How to Overcome a Gambling Addiction


If your loved one is experiencing problems with gambling, you may want to seek help. Support groups use peer support as a way to help stop a gambling problem. Physical activity, such as walking or running, can also help someone who is addicted to gambling. Most states have gambling helplines. The National Helpline can be reached at 1-800-662-HELP (4357). Reaching out to a trusted friend or family member can help you understand what to expect from problem gambling. The first step toward recovery is to stop gambling.

Understanding odds and knowing when to stop are the first steps to responsible gambling. Expect to lose money when you gamble, and plan accordingly. Budget your gambling as an expense, not as a means to make money. It helps to understand why people gamble and make an effort to stop. There are ways to reduce gambling without losing everything you earn. In addition to knowing how to limit your gambling, you can also learn how to change your behavior to avoid gambling. In the long run, you’ll have a more rewarding life.

To overcome a gambling addiction, it is important to strengthen your social ties. Reach out to friends and family and build new relationships outside of gambling. Enroll in education courses, volunteer for charitable causes, or join peer support groups. Many of these groups are designed for people with serious gambling problems. Gamblers Anonymous is a 12-step program modeled after Alcoholics Anonymous, where you are assigned a sponsor, a former gambler. Your sponsor is a person who is able to guide you and provide encouragement.

Problem gambling can be a dangerous and destructive habit. It can lead to thoughts of suicide. If you have any thoughts of suicide, contact the emergency services immediately. Gambling can also lead to depression and mental health problems. Some people may gamble to feel better about themselves and distract themselves from their depression. If your gambling problems are affecting your finances, you may want to seek professional help. You can also seek help from a charity that offers free debt advice.

The legal gambling industry is worth about $335 billion a year. Many jurisdictions ban gambling altogether, and some heavily regulate it. However, some jurisdictions license vendors to provide gambling services. This has led to gambling tourism and illegal activities in prohibited areas. Many governments also receive a significant amount of revenue from gambling. However, it is important to remember that gambling is not a crime in every state. If you do get caught, you should seek legal advice.

While there is no single test that measures the severity of gambling-related problems, a variety of methods have been developed to measure them. While scientists and clinicians have been able to measure the frequency and severity of gambling disorders, the process can be challenging. In addition to this, the validity of measurement instruments can change if conventional wisdom or theory changes. For example, the SOGS was deemed valid in the past but has since been challenged by Volberg et al.

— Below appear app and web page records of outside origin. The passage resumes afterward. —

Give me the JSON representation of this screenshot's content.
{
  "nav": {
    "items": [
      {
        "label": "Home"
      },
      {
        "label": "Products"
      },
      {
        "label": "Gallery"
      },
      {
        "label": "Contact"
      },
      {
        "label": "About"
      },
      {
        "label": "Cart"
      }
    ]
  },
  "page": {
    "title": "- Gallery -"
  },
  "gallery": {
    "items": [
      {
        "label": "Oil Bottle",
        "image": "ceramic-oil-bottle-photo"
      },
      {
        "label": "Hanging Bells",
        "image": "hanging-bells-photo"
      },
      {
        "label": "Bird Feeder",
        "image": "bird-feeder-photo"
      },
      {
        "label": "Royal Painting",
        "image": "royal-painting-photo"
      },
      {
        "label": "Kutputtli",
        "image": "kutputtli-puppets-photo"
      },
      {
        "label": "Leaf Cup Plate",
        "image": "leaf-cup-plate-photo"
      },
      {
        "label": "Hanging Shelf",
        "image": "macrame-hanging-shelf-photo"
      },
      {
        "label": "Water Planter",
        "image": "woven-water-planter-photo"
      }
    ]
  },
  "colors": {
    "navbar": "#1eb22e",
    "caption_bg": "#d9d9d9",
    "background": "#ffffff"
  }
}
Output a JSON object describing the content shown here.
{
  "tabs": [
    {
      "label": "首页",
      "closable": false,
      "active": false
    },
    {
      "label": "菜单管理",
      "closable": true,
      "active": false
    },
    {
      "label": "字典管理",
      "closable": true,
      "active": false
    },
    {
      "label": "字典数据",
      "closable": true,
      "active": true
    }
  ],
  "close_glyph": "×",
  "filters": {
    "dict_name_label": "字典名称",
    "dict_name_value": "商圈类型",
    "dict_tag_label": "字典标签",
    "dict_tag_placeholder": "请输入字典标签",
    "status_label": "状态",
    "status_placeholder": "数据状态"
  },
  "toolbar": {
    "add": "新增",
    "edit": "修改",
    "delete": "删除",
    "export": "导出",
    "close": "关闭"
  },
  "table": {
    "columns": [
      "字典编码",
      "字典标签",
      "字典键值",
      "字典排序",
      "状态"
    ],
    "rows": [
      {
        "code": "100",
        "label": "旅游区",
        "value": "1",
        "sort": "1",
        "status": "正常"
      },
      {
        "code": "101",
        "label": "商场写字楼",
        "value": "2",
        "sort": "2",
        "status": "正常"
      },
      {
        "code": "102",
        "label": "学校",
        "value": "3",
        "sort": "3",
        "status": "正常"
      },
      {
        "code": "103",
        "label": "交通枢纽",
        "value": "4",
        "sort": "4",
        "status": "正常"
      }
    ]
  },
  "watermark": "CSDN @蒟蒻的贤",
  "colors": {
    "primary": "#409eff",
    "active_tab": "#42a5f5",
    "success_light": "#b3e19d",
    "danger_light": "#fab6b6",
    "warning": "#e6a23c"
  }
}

Psychiatric classifications vary significantly between individuals and types of gambling. The psychiatric community has classified pathological gambling as more of a compulsion than an addiction because it is primarily motivated by the need to escape anxiety and intense pleasure. In the 1980s, the American Psychiatric Association classified pathological gambling as an impulse control disorder, alongside kleptomania, pyromania, and trichotillomania. However, pathological gambling has now been moved to the addictions section of the DSM-5 manual.

Despite the risk of losing money, many people gamble in order to satisfy their needs. The act of gambling allows individuals to relieve unpleasant emotions and socialize. Other ways to avoid boredom are to practice relaxation techniques and spend time with non-gambling friends. The key is to be aware of the risks involved. However, a lack of awareness and knowledge about gambling can lead to serious problems. This makes it crucial to implement appropriate legislation and raise public awareness about gambling.

Pathological gambling is a disorder similar to alcoholism. In fact, the DSM has changed to reflect the scientific criteria for diagnosing pathological gambling. The term pathological gambling refers to a condition characterized by loss of control over one’s gambling activities, irrational thinking, and continued behavior in spite of adverse consequences. However, the terms aren’t completely universal. And there’s a difference between pathological and non-pathological gambling.